Alyn said:
"I promised the sheep sector in Scotland and Scotland's rural communities that I would remain vigilant as this rolls forward, and indeed I am.

"Today was a useful and constructive meeting, and I can understand the Commissioner's dilemma on both sheep EID and laying hens. On the one hand, the law is the law and has to be implemented as such - any other approach is unfair to those producers who have made the effort to comply and risks undermining our goals on health and animal welfare. On the other hand, the reality of the practicalities of implementation must be faced, and certain provisions which look good on paper just don't work in practice: such as the technology for reading electronic tags, or the responsibility of killing 50m hens in illegal cages, which is simply unconscionable in a hungry world. By the same token, to allow this illegal product to undermine those producers who have invested in higher animal welfare would be the worst sort of moral hazard.

"I think we've a good chance of making progress. We had 14 MEPs, from different political groups and different countries, laying out the concerns we have regarding readability of technology, proportionate cross compliance penalties, sheep welfare concerns, the danger of tag loss and the need to postpone the date on which all old sheep should be tagged. This reinforced the message that the Parliament still has its concerns on EID and it should strengthen the Commissioner's hand for reform. He seems quite keen on a full review of the implementation of the legislation, which is a positive, and took on board my point about how the Commission can act as a platform for exchange of best practice in terms of what works and what doesn't across Europe, all the while stressing the need for a pragmatic approach.

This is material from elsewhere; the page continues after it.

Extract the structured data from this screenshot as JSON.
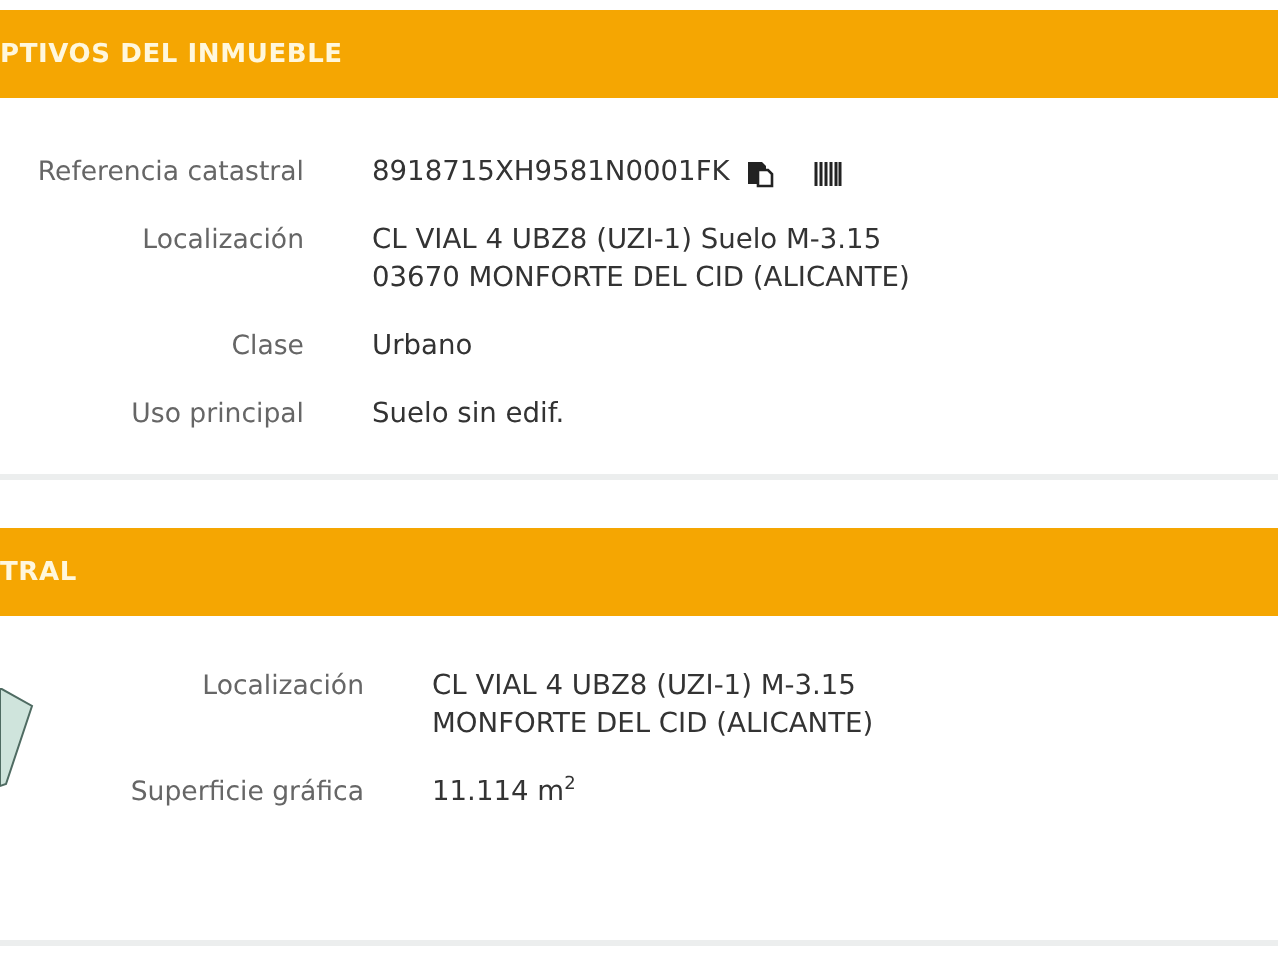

"The next step is the Standing Committee on the Food Chain and Animal Health. It's there that these decisions are made, and we need to be persuading our governments to be pushing for a review through this forum. That's where I will be focusing my efforts. We'll also be keeping up the pressure within the Parliament through a oral question."